According to the latest Bureau of Justice Statistics (BJS) report, people in prison (14%) and jails (26%) have higher rates of serious mental illness than the general US adult population (5%). Likewise, BJS determined that approximately 60% of people sentenced to jails and prisons have substance abuse and dependence issues. The adult general population is far lower (~5%). Given these behavioral health statistics, the justice system is uniquely positioned to divert or direct people into needed treatment services.
To improve responses to people affected by substance use and co-occurring disorders, Kentucky’s Court of Justice (KCOJ) is exploring a philosophical shift from a sanctions-based, compliance-focused court model to a Recovery-Oriented System of Care (ROSC) model. A ROSC court model would streamline service connections, provide opportunities to divert individuals to treatment, and maximize the use of natural supports and settings by partnering with community providers.

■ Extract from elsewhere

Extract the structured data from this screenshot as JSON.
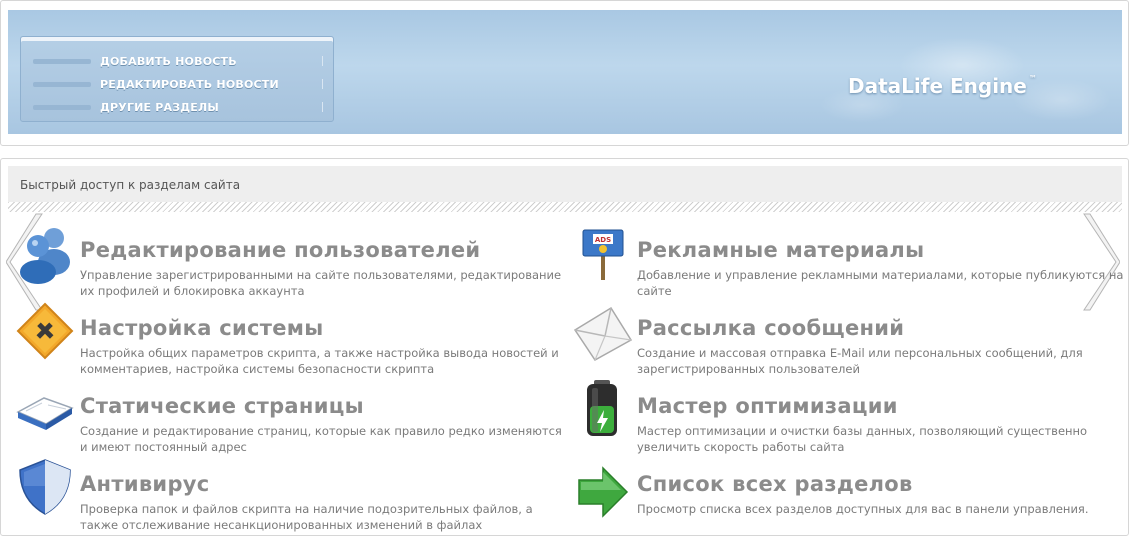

CJI conducted a qualitative assessment of the opportunities and challenges that judges, other court personnel, prosecutors, and defense counsel experience when trying to connect people with services during the pretrial and post-sentence phases. The assessment focused on perceived challenges to access and availability of behavioral health services. CJI’s findings and recommendations are guiding the KCOJ, the first court system known to be spearheading such an effort, as it moves towards the development of a ROSC. CJI is continuing to work with KJOC with implementation of the report’s recommendations.